The Scrabble Ladies went out for lunch on WEDNESDAY. Here they are prior to going home after a good game.

Ann, Maureen, Susan, Helen and Pam

On THURSDAY Malcolm and I looked-after Max as Becca was feeling unwell. He was no trouble, but we had to stay in the air-conditioning because of the heat, so the day seemed long. Three year-olds need constant entertaining! Harry had his Pre-School Graduation in the afternoon and we all went to it.(!!!) It was unbearably hot but the children all behaved well and they sang 'The 12 Days of Christmas' taking individual parts, which I thought pretty clever!

I caught Harry just as he spied Greg in the crowd!

The intense heat continued on into the evening when we went to 'The Stag and Hunter' to help celebrate friend Isobel's eightieth birthday. Isobel ran our Play-Reading sessions last year and she's a great favourite. But most of the guests were theatrical types as Isobel is very much in demand as a director.

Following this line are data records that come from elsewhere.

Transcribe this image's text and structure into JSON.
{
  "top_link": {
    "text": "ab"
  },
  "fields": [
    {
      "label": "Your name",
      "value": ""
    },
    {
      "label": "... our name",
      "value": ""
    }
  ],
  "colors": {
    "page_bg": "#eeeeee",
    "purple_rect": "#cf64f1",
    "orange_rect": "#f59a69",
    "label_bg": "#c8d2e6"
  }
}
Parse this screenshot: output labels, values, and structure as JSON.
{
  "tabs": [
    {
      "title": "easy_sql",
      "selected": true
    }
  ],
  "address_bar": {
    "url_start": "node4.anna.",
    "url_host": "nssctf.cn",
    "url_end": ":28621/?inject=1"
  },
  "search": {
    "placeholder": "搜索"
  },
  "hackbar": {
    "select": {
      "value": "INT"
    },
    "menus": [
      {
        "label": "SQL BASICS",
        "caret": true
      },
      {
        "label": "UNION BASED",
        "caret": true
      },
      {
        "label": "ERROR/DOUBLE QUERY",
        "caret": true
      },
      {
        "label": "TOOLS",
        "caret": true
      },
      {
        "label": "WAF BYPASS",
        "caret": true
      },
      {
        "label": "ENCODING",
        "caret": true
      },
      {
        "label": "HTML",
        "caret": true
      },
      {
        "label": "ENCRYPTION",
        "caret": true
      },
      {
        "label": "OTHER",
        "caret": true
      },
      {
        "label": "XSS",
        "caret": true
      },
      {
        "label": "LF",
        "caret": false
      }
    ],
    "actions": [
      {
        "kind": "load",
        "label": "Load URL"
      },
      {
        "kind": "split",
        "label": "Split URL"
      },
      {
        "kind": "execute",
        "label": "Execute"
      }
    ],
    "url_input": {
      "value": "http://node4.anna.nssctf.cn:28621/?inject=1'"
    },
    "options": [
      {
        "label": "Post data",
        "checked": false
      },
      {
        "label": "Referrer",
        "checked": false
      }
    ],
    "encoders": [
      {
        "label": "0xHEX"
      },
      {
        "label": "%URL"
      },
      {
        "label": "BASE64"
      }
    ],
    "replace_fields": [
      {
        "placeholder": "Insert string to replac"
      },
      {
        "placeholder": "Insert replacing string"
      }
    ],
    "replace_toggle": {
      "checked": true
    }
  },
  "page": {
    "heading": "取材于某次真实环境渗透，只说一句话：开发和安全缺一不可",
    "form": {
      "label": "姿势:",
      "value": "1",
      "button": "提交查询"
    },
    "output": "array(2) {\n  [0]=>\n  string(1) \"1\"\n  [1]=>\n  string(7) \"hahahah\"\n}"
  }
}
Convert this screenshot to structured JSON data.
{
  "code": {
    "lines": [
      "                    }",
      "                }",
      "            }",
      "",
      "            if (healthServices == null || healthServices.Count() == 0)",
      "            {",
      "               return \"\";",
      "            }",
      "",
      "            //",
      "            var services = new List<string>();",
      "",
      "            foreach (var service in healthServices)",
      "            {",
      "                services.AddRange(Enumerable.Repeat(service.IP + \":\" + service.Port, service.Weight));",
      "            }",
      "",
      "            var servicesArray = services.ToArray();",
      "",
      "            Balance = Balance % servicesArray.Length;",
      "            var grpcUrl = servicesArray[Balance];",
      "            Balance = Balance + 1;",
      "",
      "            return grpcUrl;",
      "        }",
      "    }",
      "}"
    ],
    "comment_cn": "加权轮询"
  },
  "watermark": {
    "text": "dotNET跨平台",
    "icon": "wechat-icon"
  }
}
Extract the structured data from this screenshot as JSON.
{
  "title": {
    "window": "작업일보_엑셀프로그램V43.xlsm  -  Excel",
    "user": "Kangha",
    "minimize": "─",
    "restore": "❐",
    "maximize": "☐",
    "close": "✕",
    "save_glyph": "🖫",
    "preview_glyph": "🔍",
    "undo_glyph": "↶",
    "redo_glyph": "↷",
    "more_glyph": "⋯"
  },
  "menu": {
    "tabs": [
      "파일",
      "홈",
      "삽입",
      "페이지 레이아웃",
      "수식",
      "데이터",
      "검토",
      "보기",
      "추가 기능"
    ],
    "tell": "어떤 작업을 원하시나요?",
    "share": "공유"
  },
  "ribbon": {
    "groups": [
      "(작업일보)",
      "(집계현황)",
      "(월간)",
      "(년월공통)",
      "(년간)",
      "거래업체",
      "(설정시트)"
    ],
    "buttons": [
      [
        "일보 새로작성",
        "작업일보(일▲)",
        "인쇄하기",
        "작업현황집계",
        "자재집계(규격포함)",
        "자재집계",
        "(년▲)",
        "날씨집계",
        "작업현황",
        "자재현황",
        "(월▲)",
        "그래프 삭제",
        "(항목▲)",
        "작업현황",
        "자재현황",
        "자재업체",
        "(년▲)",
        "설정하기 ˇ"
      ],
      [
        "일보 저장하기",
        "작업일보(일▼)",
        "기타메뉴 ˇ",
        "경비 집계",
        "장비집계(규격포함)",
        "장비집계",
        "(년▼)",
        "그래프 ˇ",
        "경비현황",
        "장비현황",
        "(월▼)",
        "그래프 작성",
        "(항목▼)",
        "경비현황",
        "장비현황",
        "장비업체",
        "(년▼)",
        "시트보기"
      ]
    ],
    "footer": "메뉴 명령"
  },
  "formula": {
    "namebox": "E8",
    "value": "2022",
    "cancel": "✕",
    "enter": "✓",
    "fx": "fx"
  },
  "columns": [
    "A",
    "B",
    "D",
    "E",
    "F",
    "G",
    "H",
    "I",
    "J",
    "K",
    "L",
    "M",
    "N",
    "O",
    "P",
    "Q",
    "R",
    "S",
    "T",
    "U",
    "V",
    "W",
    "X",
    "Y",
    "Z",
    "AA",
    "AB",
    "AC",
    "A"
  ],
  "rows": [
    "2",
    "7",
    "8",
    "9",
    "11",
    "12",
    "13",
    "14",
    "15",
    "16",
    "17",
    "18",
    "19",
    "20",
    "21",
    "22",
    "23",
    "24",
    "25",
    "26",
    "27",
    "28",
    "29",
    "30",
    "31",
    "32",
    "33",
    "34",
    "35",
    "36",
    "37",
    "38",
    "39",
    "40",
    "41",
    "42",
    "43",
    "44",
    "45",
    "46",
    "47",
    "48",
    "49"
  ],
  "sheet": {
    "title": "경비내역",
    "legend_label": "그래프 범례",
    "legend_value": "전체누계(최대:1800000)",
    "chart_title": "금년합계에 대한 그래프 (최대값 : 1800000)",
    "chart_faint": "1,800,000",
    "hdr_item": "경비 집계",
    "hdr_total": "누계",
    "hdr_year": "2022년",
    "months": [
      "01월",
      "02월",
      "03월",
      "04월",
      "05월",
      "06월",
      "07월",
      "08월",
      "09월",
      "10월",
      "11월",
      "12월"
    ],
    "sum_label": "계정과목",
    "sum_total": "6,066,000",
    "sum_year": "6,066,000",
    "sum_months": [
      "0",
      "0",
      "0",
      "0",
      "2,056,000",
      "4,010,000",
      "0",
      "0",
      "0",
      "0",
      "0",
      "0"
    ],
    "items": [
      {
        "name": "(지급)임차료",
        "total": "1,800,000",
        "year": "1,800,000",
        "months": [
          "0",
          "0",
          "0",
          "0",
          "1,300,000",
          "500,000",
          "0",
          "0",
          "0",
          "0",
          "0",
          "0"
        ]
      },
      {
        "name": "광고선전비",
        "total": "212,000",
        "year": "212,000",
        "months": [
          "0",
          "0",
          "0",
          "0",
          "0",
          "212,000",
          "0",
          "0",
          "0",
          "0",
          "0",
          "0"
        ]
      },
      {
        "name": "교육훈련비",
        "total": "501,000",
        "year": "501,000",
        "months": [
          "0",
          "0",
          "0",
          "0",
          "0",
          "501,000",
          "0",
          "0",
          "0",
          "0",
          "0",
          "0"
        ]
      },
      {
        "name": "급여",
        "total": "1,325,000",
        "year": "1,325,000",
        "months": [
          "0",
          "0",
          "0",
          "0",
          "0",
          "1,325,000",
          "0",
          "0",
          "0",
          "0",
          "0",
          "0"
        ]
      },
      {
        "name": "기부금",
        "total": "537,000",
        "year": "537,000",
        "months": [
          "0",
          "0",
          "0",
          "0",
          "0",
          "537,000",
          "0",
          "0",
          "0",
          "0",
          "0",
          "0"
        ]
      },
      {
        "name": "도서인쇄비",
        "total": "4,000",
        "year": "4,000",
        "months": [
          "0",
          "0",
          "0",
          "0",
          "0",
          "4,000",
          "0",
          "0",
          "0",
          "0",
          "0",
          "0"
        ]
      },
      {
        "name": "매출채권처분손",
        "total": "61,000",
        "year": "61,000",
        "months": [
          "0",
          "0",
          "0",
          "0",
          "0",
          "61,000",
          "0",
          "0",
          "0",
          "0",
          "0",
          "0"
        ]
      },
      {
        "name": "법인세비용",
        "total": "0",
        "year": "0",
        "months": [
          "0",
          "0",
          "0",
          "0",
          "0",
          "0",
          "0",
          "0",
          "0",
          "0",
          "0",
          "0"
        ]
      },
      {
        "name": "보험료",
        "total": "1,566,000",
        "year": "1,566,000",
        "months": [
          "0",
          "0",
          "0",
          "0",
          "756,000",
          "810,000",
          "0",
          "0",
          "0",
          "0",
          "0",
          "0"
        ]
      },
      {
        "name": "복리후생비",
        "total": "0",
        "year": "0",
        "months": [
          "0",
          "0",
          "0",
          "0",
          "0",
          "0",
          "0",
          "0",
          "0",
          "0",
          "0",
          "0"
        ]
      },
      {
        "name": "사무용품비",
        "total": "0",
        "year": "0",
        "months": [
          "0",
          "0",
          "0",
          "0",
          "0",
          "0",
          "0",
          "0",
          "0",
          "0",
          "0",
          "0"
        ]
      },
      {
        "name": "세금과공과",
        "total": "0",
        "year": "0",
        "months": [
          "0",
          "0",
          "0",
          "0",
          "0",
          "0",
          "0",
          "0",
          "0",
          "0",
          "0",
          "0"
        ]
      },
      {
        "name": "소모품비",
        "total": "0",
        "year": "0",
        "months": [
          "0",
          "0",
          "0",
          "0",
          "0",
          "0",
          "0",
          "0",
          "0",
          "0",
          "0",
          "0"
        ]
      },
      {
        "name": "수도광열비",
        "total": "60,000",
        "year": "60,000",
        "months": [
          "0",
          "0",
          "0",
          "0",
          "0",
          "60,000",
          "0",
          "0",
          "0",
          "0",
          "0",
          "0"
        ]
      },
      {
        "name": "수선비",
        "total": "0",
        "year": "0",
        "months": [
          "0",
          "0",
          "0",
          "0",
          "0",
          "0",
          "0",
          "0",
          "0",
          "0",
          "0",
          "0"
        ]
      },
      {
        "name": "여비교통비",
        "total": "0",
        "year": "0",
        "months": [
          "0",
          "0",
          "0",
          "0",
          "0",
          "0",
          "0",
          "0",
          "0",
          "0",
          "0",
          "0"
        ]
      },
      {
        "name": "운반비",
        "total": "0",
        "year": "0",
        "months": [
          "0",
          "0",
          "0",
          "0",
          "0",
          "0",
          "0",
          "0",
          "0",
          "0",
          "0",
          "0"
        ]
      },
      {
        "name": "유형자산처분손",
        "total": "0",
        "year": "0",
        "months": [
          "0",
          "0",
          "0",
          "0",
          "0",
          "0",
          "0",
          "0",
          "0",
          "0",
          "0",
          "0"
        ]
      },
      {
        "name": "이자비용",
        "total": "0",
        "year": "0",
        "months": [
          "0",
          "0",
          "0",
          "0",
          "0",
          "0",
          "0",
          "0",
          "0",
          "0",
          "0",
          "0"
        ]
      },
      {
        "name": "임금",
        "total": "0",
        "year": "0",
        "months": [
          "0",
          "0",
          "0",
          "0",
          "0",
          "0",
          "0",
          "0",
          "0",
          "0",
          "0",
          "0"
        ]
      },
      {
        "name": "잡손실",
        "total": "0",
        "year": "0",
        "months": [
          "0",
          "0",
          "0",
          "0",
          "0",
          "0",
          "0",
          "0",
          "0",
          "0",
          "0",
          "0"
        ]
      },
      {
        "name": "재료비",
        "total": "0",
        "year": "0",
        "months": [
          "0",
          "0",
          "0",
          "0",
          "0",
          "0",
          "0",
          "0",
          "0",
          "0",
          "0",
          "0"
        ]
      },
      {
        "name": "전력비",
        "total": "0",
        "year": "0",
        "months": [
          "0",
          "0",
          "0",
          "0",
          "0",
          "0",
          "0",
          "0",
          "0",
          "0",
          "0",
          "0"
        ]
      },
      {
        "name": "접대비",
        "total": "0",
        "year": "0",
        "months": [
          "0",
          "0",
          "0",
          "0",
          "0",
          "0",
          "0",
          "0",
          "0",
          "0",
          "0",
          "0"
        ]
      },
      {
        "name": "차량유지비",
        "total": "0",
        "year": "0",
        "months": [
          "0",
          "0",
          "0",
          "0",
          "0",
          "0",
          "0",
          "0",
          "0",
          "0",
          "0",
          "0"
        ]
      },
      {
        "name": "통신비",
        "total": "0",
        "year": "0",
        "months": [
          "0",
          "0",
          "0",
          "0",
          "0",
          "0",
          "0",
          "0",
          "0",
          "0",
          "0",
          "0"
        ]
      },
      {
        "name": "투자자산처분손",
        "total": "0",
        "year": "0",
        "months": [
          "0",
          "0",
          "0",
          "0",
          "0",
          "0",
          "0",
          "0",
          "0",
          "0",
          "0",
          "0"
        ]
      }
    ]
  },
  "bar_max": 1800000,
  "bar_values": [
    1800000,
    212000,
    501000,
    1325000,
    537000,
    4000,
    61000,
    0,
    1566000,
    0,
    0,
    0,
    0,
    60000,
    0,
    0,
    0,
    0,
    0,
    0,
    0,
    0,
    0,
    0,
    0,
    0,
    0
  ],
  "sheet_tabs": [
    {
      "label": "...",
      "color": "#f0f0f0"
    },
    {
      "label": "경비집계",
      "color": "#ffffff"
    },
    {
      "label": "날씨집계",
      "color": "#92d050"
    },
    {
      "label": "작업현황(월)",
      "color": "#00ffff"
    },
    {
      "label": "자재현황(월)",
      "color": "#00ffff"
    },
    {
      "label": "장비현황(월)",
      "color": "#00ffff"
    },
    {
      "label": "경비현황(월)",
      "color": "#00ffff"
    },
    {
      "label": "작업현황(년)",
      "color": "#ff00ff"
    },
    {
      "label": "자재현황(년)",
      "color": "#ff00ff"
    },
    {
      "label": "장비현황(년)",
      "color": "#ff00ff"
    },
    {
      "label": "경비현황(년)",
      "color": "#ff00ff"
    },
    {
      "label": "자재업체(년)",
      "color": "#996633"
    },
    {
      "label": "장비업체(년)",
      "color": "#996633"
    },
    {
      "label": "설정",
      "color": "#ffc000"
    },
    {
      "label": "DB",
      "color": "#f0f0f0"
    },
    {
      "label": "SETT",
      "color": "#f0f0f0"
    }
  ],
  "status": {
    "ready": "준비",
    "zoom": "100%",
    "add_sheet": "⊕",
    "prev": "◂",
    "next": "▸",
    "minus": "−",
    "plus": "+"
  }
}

Here we are preparing to sing a little song I  wrote for her.

And that was the Party Season finale! I enjoy parties but they sometimes get a bit much at this time of the year. FRIDAY and SATURDAY were days of blissful normality. It actually drizzled on Friday and it was blessedly cool, and, on Saturday it was a 'perfect English summer's day' and that, in my eyes is as good as it gets. No doubt the coming months will test our heat-resistance, but the days in between are wonderful. As to Climate Change, the outcome of 'Copenhagen' is depressing and confusing; let's hope humanity just muddles through!

Till next week,